The word "name" occurs in some of the lines below; copy each of those lines.

(Items from a dataset)
--------------------------------
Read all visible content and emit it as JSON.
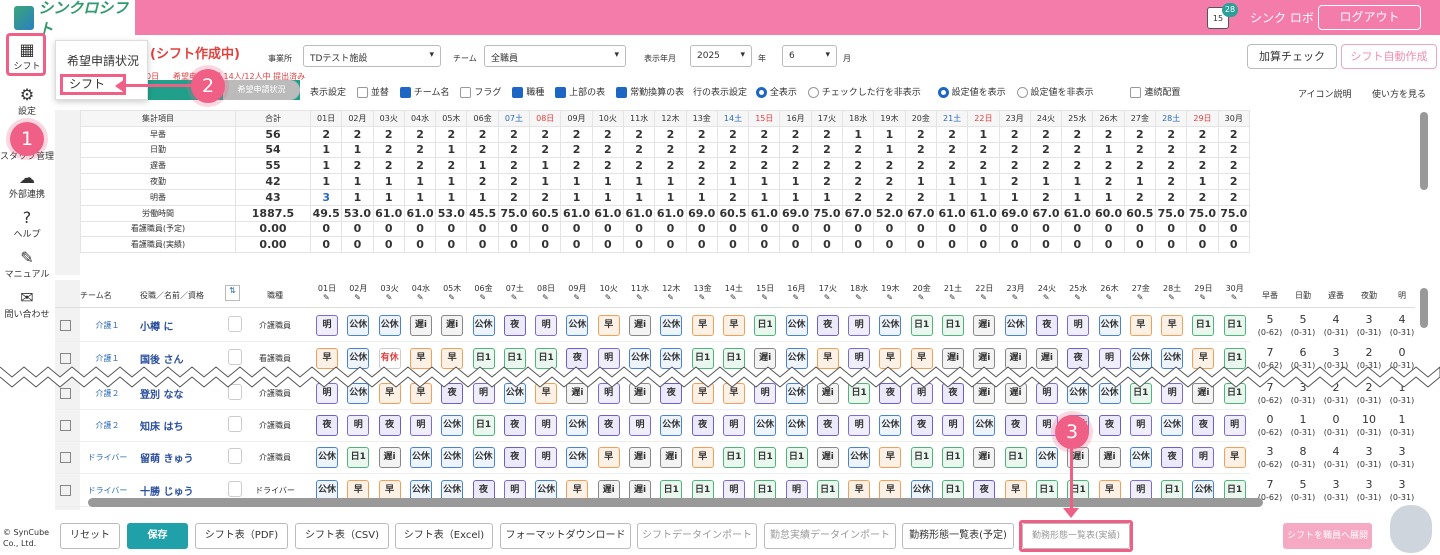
{
  "app": {
    "logo": "シンクロシフト",
    "user": "シンク ロボ",
    "logout": "ログアウト",
    "cal_day": "15",
    "cal_badge": "28"
  },
  "sidebar": [
    {
      "label": "シフト",
      "icon": "calendar-icon"
    },
    {
      "label": "設定",
      "icon": "gear-icon"
    },
    {
      "label": "スタッフ管理",
      "icon": "database-icon"
    },
    {
      "label": "外部連携",
      "icon": "cloud-sync-icon"
    },
    {
      "label": "ヘルプ",
      "icon": "help-icon"
    },
    {
      "label": "マニュアル",
      "icon": "pencil-icon"
    },
    {
      "label": "問い合わせ",
      "icon": "mail-icon"
    }
  ],
  "menu": {
    "item1": "希望申請状況",
    "item2": "シフト"
  },
  "markers": {
    "m1": "1",
    "m2": "2",
    "m3": "3"
  },
  "page_title": "(シフト作成中)",
  "filters": {
    "office_label": "事業所",
    "office": "TDテスト施設",
    "team_label": "チーム",
    "team": "全職員",
    "ym_label": "表示年月",
    "year": "2025",
    "year_unit": "年",
    "month": "6",
    "month_unit": "月"
  },
  "sub": {
    "left": "0日",
    "req": "希望申請状況 14人/12人中 提出済み",
    "req_btn": "希望申請状況"
  },
  "buttons": {
    "calc": "加算チェック",
    "auto": "シフト自動作成"
  },
  "options": {
    "disp": "表示設定",
    "swap": "並替",
    "team": "チーム名",
    "flag": "フラグ",
    "job": "職種",
    "top": "上部の表",
    "conv": "常勤換算の表",
    "row": "行の表示設定",
    "all": "全表示",
    "hide": "チェックした行を非表示",
    "show_set": "設定値を表示",
    "hide_set": "設定値を非表示",
    "cont": "連続配置",
    "icon_help": "アイコン説明",
    "howto": "使い方を見る"
  },
  "days": [
    "01日",
    "02月",
    "03火",
    "04水",
    "05木",
    "06金",
    "07土",
    "08日",
    "09月",
    "10火",
    "11水",
    "12木",
    "13金",
    "14土",
    "15日",
    "16月",
    "17火",
    "18水",
    "19木",
    "20金",
    "21土",
    "22日",
    "23月",
    "24火",
    "25水",
    "26木",
    "27金",
    "28土",
    "29日",
    "30月"
  ],
  "summary": {
    "header_label": "集計項目",
    "header_total": "合計",
    "rows": [
      {
        "label": "早番",
        "total": "56",
        "vals": [
          "2",
          "2",
          "2",
          "2",
          "2",
          "2",
          "2",
          "2",
          "2",
          "2",
          "2",
          "2",
          "2",
          "2",
          "2",
          "2",
          "2",
          "1",
          "1",
          "2",
          "2",
          "1",
          "2",
          "2",
          "2",
          "2",
          "2",
          "2",
          "2",
          "2"
        ]
      },
      {
        "label": "日勤",
        "total": "54",
        "vals": [
          "1",
          "1",
          "2",
          "2",
          "1",
          "2",
          "2",
          "2",
          "2",
          "2",
          "2",
          "2",
          "2",
          "2",
          "2",
          "2",
          "2",
          "2",
          "1",
          "2",
          "2",
          "2",
          "2",
          "2",
          "2",
          "1",
          "2",
          "2",
          "2",
          "2"
        ]
      },
      {
        "label": "遅番",
        "total": "55",
        "vals": [
          "1",
          "2",
          "2",
          "2",
          "2",
          "1",
          "2",
          "1",
          "2",
          "2",
          "2",
          "2",
          "2",
          "2",
          "2",
          "2",
          "2",
          "2",
          "2",
          "2",
          "2",
          "2",
          "2",
          "2",
          "2",
          "2",
          "2",
          "2",
          "2",
          "2"
        ]
      },
      {
        "label": "夜勤",
        "total": "42",
        "vals": [
          "1",
          "1",
          "1",
          "1",
          "1",
          "2",
          "2",
          "1",
          "1",
          "1",
          "1",
          "1",
          "2",
          "1",
          "1",
          "1",
          "2",
          "2",
          "2",
          "1",
          "1",
          "1",
          "2",
          "1",
          "1",
          "2",
          "1",
          "2",
          "1",
          "2"
        ]
      },
      {
        "label": "明番",
        "total": "43",
        "vals": [
          "3",
          "1",
          "1",
          "1",
          "1",
          "1",
          "2",
          "2",
          "1",
          "1",
          "1",
          "1",
          "1",
          "2",
          "1",
          "1",
          "1",
          "2",
          "2",
          "2",
          "1",
          "1",
          "1",
          "2",
          "1",
          "1",
          "2",
          "2",
          "2",
          "2"
        ]
      },
      {
        "label": "労働時間",
        "total": "1887.5",
        "vals": [
          "49.5",
          "53.0",
          "61.0",
          "61.0",
          "53.0",
          "45.5",
          "75.0",
          "60.5",
          "61.0",
          "61.0",
          "61.0",
          "61.0",
          "69.0",
          "60.5",
          "61.0",
          "69.0",
          "75.0",
          "67.0",
          "52.0",
          "67.0",
          "61.0",
          "61.0",
          "69.0",
          "67.0",
          "61.0",
          "60.0",
          "60.5",
          "75.0",
          "75.0",
          "75.0"
        ]
      },
      {
        "label": "看護職員(予定)",
        "total": "0.00",
        "vals": [
          "0",
          "0",
          "0",
          "0",
          "0",
          "0",
          "0",
          "0",
          "0",
          "0",
          "0",
          "0",
          "0",
          "0",
          "0",
          "0",
          "0",
          "0",
          "0",
          "0",
          "0",
          "0",
          "0",
          "0",
          "0",
          "0",
          "0",
          "0",
          "0",
          "0"
        ]
      },
      {
        "label": "看護職員(実績)",
        "total": "0.00",
        "vals": [
          "0",
          "0",
          "0",
          "0",
          "0",
          "0",
          "0",
          "0",
          "0",
          "0",
          "0",
          "0",
          "0",
          "0",
          "0",
          "0",
          "0",
          "0",
          "0",
          "0",
          "0",
          "0",
          "0",
          "0",
          "0",
          "0",
          "0",
          "0",
          "0",
          "0"
        ]
      }
    ]
  },
  "staff_header": {
    "team": "チーム名",
    "name": "役職／名前／資格",
    "job": "職種",
    "sums": [
      "早番",
      "日勤",
      "遅番",
      "夜勤",
      "明"
    ]
  },
  "staff": [
    {
      "team": "介護１",
      "name": "小樽 に",
      "role": "介護職員",
      "cells": [
        "明",
        "公休",
        "公休",
        "遅i",
        "遅i",
        "公休",
        "夜",
        "明",
        "公休",
        "早",
        "遅i",
        "公休",
        "早",
        "早",
        "日1",
        "公休",
        "夜",
        "明",
        "公休",
        "日1",
        "日1",
        "遅i",
        "公休",
        "夜",
        "明",
        "公休",
        "早",
        "早",
        "日1",
        "日1"
      ],
      "sums": [
        [
          "5",
          "(0-62)"
        ],
        [
          "5",
          "(0-31)"
        ],
        [
          "4",
          "(0-31)"
        ],
        [
          "3",
          "(0-31)"
        ],
        [
          "4",
          "(0-31)"
        ]
      ]
    },
    {
      "team": "介護１",
      "name": "国後 さん",
      "role": "看護職員",
      "cells": [
        "早",
        "公休",
        "有休",
        "早",
        "早",
        "日1",
        "日1",
        "日1",
        "夜",
        "明",
        "公休",
        "公休",
        "日1",
        "日1",
        "遅i",
        "公休",
        "早",
        "明",
        "早",
        "早",
        "遅i",
        "遅i",
        "遅i",
        "遅i",
        "夜",
        "明",
        "公休",
        "公休",
        "早",
        "日1"
      ],
      "sums": [
        [
          "7",
          "(0-62)"
        ],
        [
          "6",
          "(0-31)"
        ],
        [
          "3",
          "(0-31)"
        ],
        [
          "2",
          "(0-31)"
        ],
        [
          "0",
          "(0-31)"
        ]
      ]
    },
    {
      "team": "介護２",
      "name": "登別 なな",
      "role": "介護職員",
      "cells": [
        "明",
        "公休",
        "早",
        "早",
        "夜",
        "明",
        "公休",
        "早",
        "遅i",
        "明",
        "遅i",
        "夜",
        "早",
        "早",
        "明",
        "公休",
        "遅i",
        "日1",
        "夜",
        "明",
        "夜",
        "遅i",
        "遅i",
        "明",
        "公休",
        "公休",
        "日1",
        "明",
        "遅i",
        "日1"
      ],
      "sums": [
        [
          "7",
          "(0-62)"
        ],
        [
          "3",
          "(0-31)"
        ],
        [
          "2",
          "(0-31)"
        ],
        [
          "2",
          "(0-31)"
        ],
        [
          "1",
          "(0-31)"
        ]
      ]
    },
    {
      "team": "介護２",
      "name": "知床 はち",
      "role": "介護職員",
      "cells": [
        "夜",
        "明",
        "夜",
        "明",
        "公休",
        "日1",
        "夜",
        "明",
        "公休",
        "夜",
        "明",
        "公休",
        "夜",
        "明",
        "公休",
        "公休",
        "夜",
        "明",
        "公休",
        "夜",
        "明",
        "公休",
        "夜",
        "明",
        "公休",
        "夜",
        "明",
        "公休",
        "夜",
        "明"
      ],
      "sums": [
        [
          "0",
          "(0-62)"
        ],
        [
          "1",
          "(0-31)"
        ],
        [
          "0",
          "(0-31)"
        ],
        [
          "10",
          "(0-31)"
        ],
        [
          "1",
          "(0-31)"
        ]
      ]
    },
    {
      "team": "ドライバー",
      "name": "留萌 きゅう",
      "role": "介護職員",
      "cells": [
        "公休",
        "日1",
        "遅i",
        "公休",
        "公休",
        "公休",
        "夜",
        "明",
        "公休",
        "早",
        "遅i",
        "遅i",
        "早",
        "日1",
        "日1",
        "日1",
        "遅i",
        "公休",
        "早",
        "日1",
        "日1",
        "遅i",
        "日1",
        "公休",
        "遅i",
        "遅i",
        "公休",
        "夜",
        "明",
        "早"
      ],
      "sums": [
        [
          "3",
          "(0-62)"
        ],
        [
          "8",
          "(0-31)"
        ],
        [
          "4",
          "(0-31)"
        ],
        [
          "3",
          "(0-31)"
        ],
        [
          "3",
          "(0-31)"
        ]
      ]
    },
    {
      "team": "ドライバー",
      "name": "十勝 じゅう",
      "role": "ドライバー",
      "cells": [
        "公休",
        "早",
        "早",
        "公休",
        "公休",
        "夜",
        "明",
        "公休",
        "早",
        "遅i",
        "遅i",
        "日1",
        "日1",
        "明",
        "日1",
        "明",
        "日1",
        "早",
        "早",
        "公休",
        "日1",
        "夜",
        "早",
        "日1",
        "日1",
        "早",
        "明",
        "日1",
        "公休",
        "日1"
      ],
      "sums": [
        [
          "7",
          "(0-62)"
        ],
        [
          "5",
          "(0-31)"
        ],
        [
          "3",
          "(0-31)"
        ],
        [
          "3",
          "(0-31)"
        ],
        [
          "3",
          "(0-31)"
        ]
      ]
    }
  ],
  "bottom": {
    "copy1": "© SynCube",
    "copy2": "Co., Ltd.",
    "reset": "リセット",
    "save": "保存",
    "pdf": "シフト表（PDF)",
    "csv": "シフト表（CSV)",
    "excel": "シフト表（Excel)",
    "fmt": "フォーマットダウンロード",
    "import": "シフトデータインポート",
    "att": "勤怠実績データインポート",
    "plan": "勤務形態一覧表(予定)",
    "actual": "勤務形態一覧表(実績)",
    "expand": "シフトを職員へ展開"
  },
  "colors": {
    "accent": "#f47cab",
    "teal": "#20a08a",
    "marker": "#ef5f86"
  }
}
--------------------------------
**Solution to this task**
    "name": "役職／名前／資格",
      "name": "小樽 に",
      "name": "国後 さん",
      "name": "登別 なな",
      "name": "知床 はち",
      "name": "留萌 きゅう",
      "name": "十勝 じゅう",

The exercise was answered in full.